Personally, what inspires me are really old people who have aged gracefully and have such rich lives. Living in south Florida, I have a chance to meet so many people who have aged well. And I’m getting there! I want to be that old person who inspires others. I was at a meeting with Stephen Covey (Author of Seven Habits of Highly Effective People) and had us write our obituary. I want my obituary to say that I made a difference in people’s lives. And that inspires me to keep doing what I do. Making a difference in people’s lives inspires me most.
Q: What is something that the world should know? Maybe the best piece of advice that you ever received or the message you have for others.

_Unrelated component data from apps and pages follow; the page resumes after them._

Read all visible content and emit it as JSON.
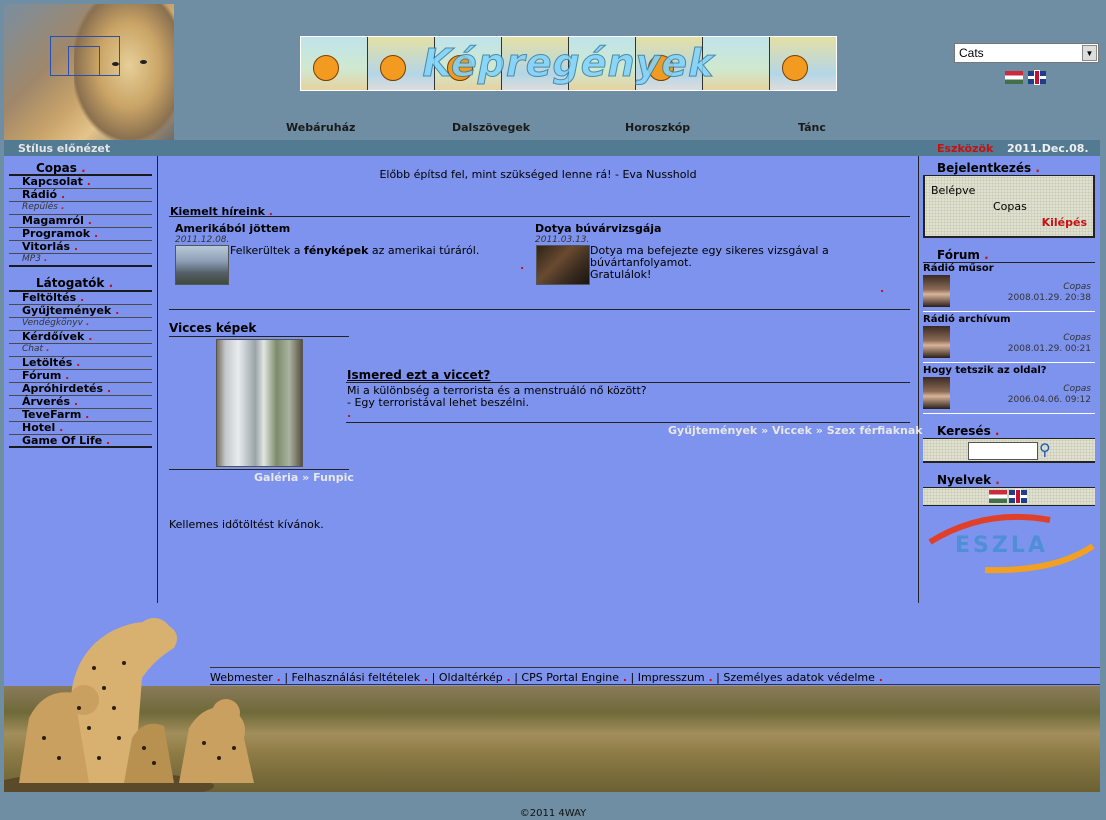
{
  "header": {
    "banner_title": "Képregények",
    "lang_select_value": "Cats",
    "nav": [
      "Webáruház",
      "Dalszövegek",
      "Horoszkóp",
      "Tánc"
    ]
  },
  "bar": {
    "style_preview": "Stílus előnézet",
    "tools": "Eszközök",
    "date": "2011.Dec.08."
  },
  "left": {
    "copas_title": "Copas",
    "copas_items": [
      {
        "label": "Kapcsolat",
        "small": false
      },
      {
        "label": "Rádió",
        "small": false
      },
      {
        "label": "Repülés",
        "small": true
      },
      {
        "label": "Magamról",
        "small": false
      },
      {
        "label": "Programok",
        "small": false
      },
      {
        "label": "Vitorlás",
        "small": false
      },
      {
        "label": "MP3",
        "small": true
      }
    ],
    "visitors_title": "Látogatók",
    "visitor_items": [
      {
        "label": "Feltöltés",
        "small": false
      },
      {
        "label": "Gyűjtemények",
        "small": false
      },
      {
        "label": "Vendégkönyv",
        "small": true
      },
      {
        "label": "Kérdőívek",
        "small": false
      },
      {
        "label": "Chat",
        "small": true
      },
      {
        "label": "Letöltés",
        "small": false
      },
      {
        "label": "Fórum",
        "small": false
      },
      {
        "label": "Apróhirdetés",
        "small": false
      },
      {
        "label": "Árverés",
        "small": false
      },
      {
        "label": "TeveFarm",
        "small": false
      },
      {
        "label": "Hotel",
        "small": false
      },
      {
        "label": "Game Of Life",
        "small": false
      }
    ]
  },
  "center": {
    "quote": "Előbb építsd fel, mint szükséged lenne rá! - Eva Nusshold",
    "featured_title": "Kiemelt híreink",
    "news": [
      {
        "title": "Amerikából jöttem",
        "date": "2011.12.08.",
        "text_pre": "Felkerültek a ",
        "text_bold": "fényképek",
        "text_post": " az amerikai túráról."
      },
      {
        "title": "Dotya búvárvizsgája",
        "date": "2011.03.13.",
        "text_pre": "Dotya ma befejezte egy sikeres vizsgával a búvártanfolyamot.",
        "text_bold": "",
        "text_post": "Gratulálok!"
      }
    ],
    "funny_title": "Vicces képek",
    "gallery_link": "Galéria",
    "gallery_sep": "»",
    "funpic_link": "Funpic",
    "joke_title": "Ismered ezt a viccet?",
    "joke_q": "Mi a különbség a terrorista és a menstruáló nő között?",
    "joke_a": "- Egy terroristával lehet beszélni.",
    "joke_crumbs": [
      "Gyűjtemények",
      "Viccek",
      "Szex férfiaknak"
    ],
    "joke_sep": "»",
    "goodbye": "Kellemes időtöltést kívánok."
  },
  "right": {
    "login_title": "Bejelentkezés",
    "logged_in": "Belépve",
    "user": "Copas",
    "logout": "Kilépés",
    "forum_title": "Fórum",
    "forum": [
      {
        "title": "Rádió műsor",
        "author": "Copas",
        "date": "2008.01.29. 20:38"
      },
      {
        "title": "Rádió archívum",
        "author": "Copas",
        "date": "2008.01.29. 00:21"
      },
      {
        "title": "Hogy tetszik az oldal?",
        "author": "Copas",
        "date": "2006.04.06. 09:12"
      }
    ],
    "search_title": "Keresés",
    "lang_title": "Nyelvek",
    "eszla_logo": "ESZLA"
  },
  "footer": {
    "links": [
      "Webmester",
      "Felhasználási feltételek",
      "Oldaltérkép",
      "CPS Portal Engine",
      "Impresszum",
      "Személyes adatok védelme"
    ],
    "copyright": "©2011 4WAY"
  },
  "colors": {
    "accent_red": "#c81010",
    "main_bg": "#7e93ee",
    "page_bg": "#6f8ea3"
  }
}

LD: I think the world should know that people need to be fed. Whether that’s nutritionally or emotionally or intellectually. People need food to function – that’s apparent when you go to a country that’s starving. People need to be fed emotionally – held, loved, acknowledged. People need to be fed intellectually – to have the opportunity to be intellectually challenged. That lasts longer than most things in this lifetime. We need to globally find a way that all people are fed.